That language is similar to the so-called "Dickey-Wicker" amendment that Congress has approved in prior years as part of the annual appropriations process. That amendment prevents federal funds for use in research that destroys human embryos.


Forbes's bill, co-sponsored by Rep. Dan Lipinski (D-Ill.) and 18 additional House Republicans, is intended to prioritize stem cell research as it is funded by the government. But the inclusion of language related to research on human embryos could re-open the question of what research the government can fund.

The answer to this question is somewhat unclear in light of the events of the past few years. Soon after President Obama took office, he issued an executive order removing Bush-era restrictions on embryonic stem cell research that only allowed research on stem cell lines created prior to August 2001.

Obama's new order allowed research on stem cell lines created after August 2001.

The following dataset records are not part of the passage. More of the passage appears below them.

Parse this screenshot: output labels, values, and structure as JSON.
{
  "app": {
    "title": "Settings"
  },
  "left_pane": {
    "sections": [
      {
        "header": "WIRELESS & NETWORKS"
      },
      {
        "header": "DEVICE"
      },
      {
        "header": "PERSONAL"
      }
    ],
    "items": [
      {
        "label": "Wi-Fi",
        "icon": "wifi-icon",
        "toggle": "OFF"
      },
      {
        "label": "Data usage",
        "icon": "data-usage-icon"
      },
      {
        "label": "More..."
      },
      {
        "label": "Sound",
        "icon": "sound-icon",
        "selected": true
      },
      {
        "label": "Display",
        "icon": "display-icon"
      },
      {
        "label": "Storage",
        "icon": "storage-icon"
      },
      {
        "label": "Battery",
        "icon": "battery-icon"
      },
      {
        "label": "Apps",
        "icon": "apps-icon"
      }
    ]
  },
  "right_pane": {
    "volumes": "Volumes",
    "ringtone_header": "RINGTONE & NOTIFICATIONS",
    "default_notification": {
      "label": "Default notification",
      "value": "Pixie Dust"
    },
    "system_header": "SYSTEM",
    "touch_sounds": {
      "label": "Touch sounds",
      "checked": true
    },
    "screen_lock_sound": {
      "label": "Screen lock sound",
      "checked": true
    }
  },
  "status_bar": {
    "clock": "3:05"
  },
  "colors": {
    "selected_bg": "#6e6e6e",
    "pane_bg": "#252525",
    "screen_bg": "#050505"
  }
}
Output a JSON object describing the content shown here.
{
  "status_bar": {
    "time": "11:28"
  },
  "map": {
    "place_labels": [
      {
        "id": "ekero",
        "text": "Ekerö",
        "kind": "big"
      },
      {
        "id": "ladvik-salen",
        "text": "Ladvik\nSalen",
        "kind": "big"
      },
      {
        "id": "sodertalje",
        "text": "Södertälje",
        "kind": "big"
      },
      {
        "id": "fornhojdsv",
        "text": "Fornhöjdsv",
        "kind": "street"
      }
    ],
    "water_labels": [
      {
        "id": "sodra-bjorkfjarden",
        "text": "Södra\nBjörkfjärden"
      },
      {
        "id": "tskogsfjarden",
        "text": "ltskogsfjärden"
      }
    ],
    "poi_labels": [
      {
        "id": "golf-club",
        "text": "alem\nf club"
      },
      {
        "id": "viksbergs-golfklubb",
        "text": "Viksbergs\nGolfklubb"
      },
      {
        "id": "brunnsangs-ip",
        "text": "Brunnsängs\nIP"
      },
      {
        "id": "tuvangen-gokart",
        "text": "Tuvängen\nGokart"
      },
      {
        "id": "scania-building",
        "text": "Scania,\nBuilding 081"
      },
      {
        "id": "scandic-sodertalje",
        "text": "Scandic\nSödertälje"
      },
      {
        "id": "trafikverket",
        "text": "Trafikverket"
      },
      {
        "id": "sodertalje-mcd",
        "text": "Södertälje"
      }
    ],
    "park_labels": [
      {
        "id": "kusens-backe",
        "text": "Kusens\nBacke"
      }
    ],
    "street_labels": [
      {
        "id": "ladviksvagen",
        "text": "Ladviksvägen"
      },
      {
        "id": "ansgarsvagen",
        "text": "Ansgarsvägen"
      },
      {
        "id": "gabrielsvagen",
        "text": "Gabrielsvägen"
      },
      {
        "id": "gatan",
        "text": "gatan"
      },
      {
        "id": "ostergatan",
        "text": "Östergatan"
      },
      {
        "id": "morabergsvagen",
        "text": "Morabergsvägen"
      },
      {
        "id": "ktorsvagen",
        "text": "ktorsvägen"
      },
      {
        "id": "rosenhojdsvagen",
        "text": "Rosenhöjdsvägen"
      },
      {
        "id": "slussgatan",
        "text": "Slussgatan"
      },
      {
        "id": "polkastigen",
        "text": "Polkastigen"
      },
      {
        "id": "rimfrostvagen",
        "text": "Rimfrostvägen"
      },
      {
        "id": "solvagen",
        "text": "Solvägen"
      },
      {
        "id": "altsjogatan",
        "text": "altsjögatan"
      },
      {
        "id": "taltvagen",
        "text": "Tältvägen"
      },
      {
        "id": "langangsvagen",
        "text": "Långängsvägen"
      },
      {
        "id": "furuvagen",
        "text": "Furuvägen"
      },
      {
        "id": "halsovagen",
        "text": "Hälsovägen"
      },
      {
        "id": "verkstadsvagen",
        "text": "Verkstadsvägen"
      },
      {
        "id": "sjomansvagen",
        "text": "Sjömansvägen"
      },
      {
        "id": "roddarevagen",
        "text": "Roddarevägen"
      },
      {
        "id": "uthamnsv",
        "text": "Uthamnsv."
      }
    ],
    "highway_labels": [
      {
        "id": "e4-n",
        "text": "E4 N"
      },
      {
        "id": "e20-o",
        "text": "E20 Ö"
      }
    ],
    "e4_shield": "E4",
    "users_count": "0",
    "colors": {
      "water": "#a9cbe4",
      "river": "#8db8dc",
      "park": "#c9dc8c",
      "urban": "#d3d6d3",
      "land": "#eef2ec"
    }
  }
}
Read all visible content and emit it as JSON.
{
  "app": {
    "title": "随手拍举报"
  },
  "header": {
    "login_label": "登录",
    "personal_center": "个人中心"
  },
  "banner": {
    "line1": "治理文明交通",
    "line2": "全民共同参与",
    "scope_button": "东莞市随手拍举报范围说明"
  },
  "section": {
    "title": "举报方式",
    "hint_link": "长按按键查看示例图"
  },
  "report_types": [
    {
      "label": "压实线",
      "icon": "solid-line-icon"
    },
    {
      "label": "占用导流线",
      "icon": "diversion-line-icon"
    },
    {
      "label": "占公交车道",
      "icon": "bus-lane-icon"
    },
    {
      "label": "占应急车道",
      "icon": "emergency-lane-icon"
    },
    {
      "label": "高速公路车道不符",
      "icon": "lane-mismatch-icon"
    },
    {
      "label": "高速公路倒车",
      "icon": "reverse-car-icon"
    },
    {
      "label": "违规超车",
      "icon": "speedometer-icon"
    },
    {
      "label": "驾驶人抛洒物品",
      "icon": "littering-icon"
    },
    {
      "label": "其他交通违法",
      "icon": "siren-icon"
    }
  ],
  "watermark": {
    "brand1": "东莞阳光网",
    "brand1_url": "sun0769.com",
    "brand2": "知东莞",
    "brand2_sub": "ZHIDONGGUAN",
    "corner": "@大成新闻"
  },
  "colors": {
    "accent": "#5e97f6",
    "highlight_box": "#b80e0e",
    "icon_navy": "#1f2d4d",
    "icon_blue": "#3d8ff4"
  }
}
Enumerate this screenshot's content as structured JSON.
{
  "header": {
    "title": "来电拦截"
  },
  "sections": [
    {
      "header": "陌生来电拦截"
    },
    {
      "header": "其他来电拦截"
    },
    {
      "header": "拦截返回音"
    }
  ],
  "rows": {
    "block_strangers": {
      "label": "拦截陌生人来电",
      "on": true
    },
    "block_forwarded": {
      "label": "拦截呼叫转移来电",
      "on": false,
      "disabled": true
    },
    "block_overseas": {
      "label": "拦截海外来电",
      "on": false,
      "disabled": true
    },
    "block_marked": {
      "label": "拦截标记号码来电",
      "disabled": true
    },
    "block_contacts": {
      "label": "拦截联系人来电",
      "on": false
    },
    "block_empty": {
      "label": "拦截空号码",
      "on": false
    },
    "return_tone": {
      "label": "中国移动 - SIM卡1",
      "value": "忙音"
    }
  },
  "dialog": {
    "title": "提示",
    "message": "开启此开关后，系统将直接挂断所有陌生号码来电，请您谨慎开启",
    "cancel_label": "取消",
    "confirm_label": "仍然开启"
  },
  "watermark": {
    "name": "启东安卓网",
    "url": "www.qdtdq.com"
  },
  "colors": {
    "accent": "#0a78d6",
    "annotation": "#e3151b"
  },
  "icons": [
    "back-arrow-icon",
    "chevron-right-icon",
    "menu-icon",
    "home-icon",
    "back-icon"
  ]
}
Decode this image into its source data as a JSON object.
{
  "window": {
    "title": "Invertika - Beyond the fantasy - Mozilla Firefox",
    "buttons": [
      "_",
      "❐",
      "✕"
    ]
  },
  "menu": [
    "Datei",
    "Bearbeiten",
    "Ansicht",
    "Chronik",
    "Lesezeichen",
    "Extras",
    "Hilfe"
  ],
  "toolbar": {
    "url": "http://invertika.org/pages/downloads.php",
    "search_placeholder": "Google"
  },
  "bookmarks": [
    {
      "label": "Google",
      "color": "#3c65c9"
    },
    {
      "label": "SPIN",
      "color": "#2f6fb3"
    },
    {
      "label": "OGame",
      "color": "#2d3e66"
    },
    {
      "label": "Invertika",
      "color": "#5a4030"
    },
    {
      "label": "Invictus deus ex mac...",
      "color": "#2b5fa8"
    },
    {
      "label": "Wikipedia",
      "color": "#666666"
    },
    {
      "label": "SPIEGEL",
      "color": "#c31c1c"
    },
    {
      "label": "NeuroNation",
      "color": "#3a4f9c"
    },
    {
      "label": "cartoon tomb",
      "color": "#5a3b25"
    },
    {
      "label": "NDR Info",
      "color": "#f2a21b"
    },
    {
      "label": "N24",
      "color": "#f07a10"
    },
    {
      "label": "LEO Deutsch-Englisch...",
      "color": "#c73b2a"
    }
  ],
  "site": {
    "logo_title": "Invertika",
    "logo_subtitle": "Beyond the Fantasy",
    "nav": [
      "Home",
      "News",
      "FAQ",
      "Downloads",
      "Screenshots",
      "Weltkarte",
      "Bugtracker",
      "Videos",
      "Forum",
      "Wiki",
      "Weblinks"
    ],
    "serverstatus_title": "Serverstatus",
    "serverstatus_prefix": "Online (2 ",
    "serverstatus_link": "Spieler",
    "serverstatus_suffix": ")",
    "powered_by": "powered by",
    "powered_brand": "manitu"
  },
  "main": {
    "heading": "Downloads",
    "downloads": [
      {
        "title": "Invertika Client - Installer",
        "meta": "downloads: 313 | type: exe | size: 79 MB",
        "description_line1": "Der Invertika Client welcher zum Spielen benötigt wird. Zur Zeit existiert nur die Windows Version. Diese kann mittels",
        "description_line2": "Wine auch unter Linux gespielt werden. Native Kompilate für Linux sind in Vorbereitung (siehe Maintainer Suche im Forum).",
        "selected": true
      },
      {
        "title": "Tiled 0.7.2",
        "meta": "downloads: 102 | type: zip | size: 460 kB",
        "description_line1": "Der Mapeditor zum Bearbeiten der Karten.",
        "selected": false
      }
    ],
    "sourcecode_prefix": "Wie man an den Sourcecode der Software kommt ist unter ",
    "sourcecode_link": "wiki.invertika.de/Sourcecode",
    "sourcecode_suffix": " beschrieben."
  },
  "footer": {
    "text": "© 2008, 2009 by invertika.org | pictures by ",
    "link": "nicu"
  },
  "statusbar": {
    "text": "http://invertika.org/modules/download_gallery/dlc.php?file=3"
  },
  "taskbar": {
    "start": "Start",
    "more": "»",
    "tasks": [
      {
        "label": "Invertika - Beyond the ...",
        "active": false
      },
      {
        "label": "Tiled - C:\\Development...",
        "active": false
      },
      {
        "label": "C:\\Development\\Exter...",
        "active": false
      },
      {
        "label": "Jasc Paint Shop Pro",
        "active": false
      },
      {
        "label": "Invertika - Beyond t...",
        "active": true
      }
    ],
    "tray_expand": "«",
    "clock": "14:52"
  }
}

Then, in 2010, a federal judge ruled against federally funded research on embryonic stem cells because it violates Dickey-Wicker. But that judgment was overturned last April by the Circuit Court of Appeals, which said the administration has the right to determine whether various research programs would actually lead to the destruction of human embryos.